One of my favorite features in Expression Media is the Make HTML Gallery option on the Make menu. We ship several gallery templates with the product, one of which might fit nicely into your website. If not, you can always modify a template or even start from scratch if you are HTML savvy (or really brave). Today I'd like to talk a little bit about customizing galleries and how they work under the covers.
By default, the shipped templates live in the C:\Program Files\Microsoft Expression\Media 1.0\en\Plug-ins\HTML Templates folder. If you create user templates, you want to store them in one of the following locations:
Windows XP - C:\Documents and Settings\<username>\application Data\Expression Media\Plug-ins\HTML Templates
Windows Vista - C:\Users\<username>\AppData\Roaming\Expression Media\Plug-ins\HTML Templates
Mac - in one of three folders:
· ~User/Library/Application Support/Expression Media/Plug-ins/HTML Templates
· /Library/Application Support/Expression Media/Plug-ins/HTML Templates
· Network/Library/Application Support/Expression Media/Plug-ins/HTML Templates
The two template files themselves are simply normal HTML files, which can be created in any web development environment, or even a simple text editor like Notepad. In addition to the HTML code, they contain iView tags. When you make a gallery, Expression Media replaces these tags with specific information from your gallery, links to the web pages it creates, etc. For instance:
(iView:Filename) is replaced by the name of the image file name. (iView:GoIndex) is replaced by a link to the index page of the gallery. (iView:Catalog) is replaced by the name of your Expression Media file, without the extension.

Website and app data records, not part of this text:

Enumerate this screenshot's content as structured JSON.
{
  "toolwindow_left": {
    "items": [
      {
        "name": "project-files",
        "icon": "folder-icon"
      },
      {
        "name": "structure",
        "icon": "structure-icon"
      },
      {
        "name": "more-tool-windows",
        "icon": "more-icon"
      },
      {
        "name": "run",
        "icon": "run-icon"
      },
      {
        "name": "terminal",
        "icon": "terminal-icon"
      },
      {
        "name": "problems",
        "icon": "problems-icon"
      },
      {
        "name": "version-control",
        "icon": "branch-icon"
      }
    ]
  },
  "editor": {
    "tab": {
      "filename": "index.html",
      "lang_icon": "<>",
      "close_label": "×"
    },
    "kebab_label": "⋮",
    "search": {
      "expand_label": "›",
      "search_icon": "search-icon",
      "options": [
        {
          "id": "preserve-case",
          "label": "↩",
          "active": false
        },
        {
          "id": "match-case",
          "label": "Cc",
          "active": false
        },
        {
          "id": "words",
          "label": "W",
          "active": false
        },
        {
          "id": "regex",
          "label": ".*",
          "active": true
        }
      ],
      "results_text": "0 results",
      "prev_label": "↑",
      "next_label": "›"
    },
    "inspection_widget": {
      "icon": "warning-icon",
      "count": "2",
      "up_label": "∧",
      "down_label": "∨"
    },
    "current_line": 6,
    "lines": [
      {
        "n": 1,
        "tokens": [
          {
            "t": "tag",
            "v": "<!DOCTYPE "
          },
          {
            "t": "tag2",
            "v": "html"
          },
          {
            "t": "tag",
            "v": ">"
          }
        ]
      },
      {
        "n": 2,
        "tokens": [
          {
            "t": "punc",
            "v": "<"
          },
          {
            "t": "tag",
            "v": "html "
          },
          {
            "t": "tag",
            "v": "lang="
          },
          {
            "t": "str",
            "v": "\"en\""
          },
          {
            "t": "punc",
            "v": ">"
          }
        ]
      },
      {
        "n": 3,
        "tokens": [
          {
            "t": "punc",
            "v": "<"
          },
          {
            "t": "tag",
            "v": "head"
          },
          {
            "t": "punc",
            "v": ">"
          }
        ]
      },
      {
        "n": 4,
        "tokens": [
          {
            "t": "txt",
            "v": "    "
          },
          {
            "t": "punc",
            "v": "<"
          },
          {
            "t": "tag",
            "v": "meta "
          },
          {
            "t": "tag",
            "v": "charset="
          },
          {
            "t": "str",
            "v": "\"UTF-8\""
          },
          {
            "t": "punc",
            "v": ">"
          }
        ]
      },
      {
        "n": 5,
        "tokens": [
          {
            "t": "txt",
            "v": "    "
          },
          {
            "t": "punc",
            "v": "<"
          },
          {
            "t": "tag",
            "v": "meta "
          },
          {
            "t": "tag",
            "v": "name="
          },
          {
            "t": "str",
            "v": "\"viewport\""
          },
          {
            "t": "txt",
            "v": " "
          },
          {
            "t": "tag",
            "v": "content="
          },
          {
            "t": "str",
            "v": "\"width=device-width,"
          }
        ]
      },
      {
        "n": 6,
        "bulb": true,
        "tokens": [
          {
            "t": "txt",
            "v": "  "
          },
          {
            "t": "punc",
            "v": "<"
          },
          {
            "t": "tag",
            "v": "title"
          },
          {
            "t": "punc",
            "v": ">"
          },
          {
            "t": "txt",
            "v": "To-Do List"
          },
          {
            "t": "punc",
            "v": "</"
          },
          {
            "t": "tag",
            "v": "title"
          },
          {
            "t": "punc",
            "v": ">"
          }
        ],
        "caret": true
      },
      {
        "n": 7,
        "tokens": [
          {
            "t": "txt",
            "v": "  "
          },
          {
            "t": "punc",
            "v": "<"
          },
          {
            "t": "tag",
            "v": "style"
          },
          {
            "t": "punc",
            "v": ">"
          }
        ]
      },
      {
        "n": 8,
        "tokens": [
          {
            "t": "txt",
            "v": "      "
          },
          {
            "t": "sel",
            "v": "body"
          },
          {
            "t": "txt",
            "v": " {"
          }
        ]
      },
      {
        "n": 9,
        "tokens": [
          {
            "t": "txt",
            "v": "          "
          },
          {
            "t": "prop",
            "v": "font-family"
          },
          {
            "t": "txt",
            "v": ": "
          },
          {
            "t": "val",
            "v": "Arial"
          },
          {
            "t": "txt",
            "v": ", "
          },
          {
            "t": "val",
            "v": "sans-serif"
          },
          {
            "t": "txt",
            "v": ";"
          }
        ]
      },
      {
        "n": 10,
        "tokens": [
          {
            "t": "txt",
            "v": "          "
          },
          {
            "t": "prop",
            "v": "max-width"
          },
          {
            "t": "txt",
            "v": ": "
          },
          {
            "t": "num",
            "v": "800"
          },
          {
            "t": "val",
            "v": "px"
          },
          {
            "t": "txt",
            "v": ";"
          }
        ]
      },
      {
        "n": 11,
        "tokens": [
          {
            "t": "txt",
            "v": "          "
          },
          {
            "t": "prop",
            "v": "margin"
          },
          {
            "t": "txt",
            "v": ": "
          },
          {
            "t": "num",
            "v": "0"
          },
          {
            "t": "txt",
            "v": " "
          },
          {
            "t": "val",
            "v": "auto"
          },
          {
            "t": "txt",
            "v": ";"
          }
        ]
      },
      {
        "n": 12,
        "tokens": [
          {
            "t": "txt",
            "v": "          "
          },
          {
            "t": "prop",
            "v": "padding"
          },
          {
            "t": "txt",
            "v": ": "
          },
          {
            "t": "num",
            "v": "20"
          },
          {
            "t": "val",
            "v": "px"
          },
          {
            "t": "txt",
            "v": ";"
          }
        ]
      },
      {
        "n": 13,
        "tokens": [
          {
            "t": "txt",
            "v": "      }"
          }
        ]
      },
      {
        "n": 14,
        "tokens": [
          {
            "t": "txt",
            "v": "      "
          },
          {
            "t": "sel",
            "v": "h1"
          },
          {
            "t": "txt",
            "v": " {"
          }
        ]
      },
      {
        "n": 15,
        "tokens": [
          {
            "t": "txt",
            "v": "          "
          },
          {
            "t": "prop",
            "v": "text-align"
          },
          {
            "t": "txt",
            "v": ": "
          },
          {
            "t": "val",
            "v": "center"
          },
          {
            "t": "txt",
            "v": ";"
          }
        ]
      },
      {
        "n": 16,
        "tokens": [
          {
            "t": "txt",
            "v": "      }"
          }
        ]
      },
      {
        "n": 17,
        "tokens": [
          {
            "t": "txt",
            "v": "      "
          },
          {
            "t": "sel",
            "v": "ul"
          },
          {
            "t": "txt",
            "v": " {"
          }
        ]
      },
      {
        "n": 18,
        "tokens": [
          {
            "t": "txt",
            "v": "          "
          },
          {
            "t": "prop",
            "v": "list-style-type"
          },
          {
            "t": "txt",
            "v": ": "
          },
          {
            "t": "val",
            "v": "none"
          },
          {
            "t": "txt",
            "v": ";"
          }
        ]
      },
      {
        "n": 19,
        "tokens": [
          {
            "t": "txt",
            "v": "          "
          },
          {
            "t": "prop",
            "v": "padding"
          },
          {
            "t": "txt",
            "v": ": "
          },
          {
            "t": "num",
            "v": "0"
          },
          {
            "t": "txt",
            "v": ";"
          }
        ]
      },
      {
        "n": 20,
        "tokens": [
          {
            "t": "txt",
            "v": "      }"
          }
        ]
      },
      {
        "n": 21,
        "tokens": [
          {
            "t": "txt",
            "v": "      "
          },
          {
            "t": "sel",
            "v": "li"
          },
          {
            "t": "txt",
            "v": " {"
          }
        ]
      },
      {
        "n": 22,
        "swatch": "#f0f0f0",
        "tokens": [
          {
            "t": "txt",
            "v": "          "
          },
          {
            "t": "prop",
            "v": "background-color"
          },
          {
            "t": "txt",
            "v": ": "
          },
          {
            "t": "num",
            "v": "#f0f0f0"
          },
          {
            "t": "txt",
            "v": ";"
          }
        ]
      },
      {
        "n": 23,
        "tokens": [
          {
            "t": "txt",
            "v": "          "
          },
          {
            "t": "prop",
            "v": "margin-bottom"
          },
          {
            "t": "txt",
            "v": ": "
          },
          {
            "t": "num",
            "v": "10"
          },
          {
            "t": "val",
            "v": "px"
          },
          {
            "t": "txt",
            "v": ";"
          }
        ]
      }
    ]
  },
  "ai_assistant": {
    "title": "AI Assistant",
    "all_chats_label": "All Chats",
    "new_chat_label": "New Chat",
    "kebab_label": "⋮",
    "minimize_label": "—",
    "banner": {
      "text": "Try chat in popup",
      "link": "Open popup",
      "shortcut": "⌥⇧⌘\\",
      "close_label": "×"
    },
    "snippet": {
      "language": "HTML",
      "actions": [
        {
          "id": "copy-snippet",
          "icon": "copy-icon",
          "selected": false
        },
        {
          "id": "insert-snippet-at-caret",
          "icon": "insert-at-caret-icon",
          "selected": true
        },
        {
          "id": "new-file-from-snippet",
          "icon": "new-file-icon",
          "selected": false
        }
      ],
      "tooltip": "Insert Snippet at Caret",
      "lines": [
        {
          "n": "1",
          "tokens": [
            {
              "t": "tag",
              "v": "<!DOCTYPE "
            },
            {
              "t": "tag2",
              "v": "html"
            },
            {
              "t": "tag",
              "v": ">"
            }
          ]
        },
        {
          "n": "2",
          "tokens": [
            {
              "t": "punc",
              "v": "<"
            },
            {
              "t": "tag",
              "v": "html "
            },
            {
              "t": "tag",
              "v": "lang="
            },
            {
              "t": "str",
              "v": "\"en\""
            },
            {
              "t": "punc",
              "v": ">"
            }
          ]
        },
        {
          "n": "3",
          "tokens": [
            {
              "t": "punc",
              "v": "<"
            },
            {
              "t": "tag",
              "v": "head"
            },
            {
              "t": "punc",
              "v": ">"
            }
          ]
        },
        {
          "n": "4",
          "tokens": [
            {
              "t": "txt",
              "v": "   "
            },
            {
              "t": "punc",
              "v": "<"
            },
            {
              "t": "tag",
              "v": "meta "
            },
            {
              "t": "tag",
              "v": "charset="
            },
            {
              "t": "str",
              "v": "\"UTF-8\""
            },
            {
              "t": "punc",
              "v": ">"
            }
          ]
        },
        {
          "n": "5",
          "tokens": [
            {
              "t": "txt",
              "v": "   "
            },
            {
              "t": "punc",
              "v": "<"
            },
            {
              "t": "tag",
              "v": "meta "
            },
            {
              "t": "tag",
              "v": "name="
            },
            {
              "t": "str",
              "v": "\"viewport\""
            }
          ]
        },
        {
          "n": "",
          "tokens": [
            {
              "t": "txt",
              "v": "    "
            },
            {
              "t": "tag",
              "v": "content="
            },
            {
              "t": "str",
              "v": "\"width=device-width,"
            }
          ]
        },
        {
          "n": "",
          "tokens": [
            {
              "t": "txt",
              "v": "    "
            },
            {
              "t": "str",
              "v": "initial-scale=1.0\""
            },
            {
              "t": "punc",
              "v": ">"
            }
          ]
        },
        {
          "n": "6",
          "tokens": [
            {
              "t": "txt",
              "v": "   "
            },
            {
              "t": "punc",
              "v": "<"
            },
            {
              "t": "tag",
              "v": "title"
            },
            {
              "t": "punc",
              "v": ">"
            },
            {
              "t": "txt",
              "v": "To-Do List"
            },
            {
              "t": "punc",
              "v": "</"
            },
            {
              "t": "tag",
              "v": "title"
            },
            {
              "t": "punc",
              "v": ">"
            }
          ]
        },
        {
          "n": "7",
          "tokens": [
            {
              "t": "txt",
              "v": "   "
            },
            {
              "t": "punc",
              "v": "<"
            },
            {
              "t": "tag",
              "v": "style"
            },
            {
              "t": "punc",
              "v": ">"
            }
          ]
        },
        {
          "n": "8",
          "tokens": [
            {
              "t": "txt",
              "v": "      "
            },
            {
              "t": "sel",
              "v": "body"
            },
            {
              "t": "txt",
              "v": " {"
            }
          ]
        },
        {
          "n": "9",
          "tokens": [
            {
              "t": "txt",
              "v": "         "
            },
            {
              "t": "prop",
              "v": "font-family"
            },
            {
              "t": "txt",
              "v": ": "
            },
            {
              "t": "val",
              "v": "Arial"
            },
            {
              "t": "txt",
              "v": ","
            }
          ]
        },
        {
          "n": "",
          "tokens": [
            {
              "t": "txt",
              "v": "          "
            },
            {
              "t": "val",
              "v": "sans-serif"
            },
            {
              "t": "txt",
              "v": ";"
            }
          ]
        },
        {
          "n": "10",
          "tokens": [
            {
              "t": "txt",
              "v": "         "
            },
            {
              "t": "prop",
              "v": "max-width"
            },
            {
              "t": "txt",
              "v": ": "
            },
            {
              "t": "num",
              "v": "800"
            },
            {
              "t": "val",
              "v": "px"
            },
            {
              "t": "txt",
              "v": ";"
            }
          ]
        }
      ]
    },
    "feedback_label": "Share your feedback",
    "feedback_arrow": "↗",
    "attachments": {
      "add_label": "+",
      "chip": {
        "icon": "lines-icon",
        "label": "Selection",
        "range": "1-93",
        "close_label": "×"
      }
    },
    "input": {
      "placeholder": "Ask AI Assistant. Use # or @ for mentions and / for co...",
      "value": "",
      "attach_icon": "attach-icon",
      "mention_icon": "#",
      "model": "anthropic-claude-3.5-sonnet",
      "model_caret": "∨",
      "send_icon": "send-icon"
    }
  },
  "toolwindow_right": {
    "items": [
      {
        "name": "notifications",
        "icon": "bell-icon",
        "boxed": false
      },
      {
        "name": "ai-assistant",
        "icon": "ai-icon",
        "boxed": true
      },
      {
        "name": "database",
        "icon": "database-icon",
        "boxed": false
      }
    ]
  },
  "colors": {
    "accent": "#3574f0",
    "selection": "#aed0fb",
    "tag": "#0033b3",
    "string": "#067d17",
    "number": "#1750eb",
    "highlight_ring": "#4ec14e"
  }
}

A full listing of the tags is available in the Expression Media User Guide, available for download at http://www.microsoft.com/downloads/details.aspx?FamilyID=dd27d551-afda-41b2-9332-ce958abe7435&DisplayLang=en.
To start with an existing template, copy the whole folder of the theme closest to the one you want to use, and paste it into the user templates. Rename it to whatever unique name you like, and open the files in your chosen HTML editor. Keep in mind that the hard coded text, colors, etc. can be changed in the design environment, but the iView tags must be added within the HTML code itself.
I found it easier for my website to start with my basic web page colors and design, and simply add in the iView tags where I needed them. To get the right arrangement of tags for the index page I opened existing index.html and copied part of the code into mine. It took some experimentation, but when I was done, I had galleries that exactly matched my website theme.